ENTRIES SHOWN:

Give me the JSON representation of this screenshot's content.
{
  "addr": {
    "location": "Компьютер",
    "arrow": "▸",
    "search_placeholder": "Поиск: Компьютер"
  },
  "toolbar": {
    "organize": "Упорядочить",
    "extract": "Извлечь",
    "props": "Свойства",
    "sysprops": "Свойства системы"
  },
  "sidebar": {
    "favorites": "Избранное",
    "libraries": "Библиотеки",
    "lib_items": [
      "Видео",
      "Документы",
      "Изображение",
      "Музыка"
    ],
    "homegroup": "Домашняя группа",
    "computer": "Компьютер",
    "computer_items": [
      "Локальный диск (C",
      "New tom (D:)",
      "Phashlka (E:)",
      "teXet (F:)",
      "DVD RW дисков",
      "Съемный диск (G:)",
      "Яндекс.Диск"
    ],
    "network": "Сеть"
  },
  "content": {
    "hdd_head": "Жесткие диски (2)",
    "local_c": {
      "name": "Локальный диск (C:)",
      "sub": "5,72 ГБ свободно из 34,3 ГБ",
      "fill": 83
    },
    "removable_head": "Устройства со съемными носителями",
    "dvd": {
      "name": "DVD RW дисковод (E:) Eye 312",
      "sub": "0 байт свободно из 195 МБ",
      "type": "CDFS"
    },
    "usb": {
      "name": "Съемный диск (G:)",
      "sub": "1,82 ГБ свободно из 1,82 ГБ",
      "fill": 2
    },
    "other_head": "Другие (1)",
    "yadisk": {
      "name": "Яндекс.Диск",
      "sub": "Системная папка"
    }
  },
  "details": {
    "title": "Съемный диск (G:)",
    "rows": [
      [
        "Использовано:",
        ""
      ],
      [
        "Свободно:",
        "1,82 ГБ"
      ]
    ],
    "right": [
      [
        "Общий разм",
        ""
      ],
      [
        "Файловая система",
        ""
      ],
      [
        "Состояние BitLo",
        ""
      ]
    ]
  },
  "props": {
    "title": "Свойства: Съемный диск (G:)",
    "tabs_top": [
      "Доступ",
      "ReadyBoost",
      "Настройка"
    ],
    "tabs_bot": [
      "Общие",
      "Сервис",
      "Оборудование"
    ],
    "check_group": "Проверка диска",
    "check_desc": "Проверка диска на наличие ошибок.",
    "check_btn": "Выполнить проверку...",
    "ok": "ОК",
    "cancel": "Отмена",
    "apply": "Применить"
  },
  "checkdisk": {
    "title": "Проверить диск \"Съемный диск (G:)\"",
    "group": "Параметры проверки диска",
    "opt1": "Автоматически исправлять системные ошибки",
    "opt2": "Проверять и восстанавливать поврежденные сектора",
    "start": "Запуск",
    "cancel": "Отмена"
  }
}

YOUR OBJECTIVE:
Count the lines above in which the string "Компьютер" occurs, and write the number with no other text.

SOLUTION TO THIS PROBLEM:
3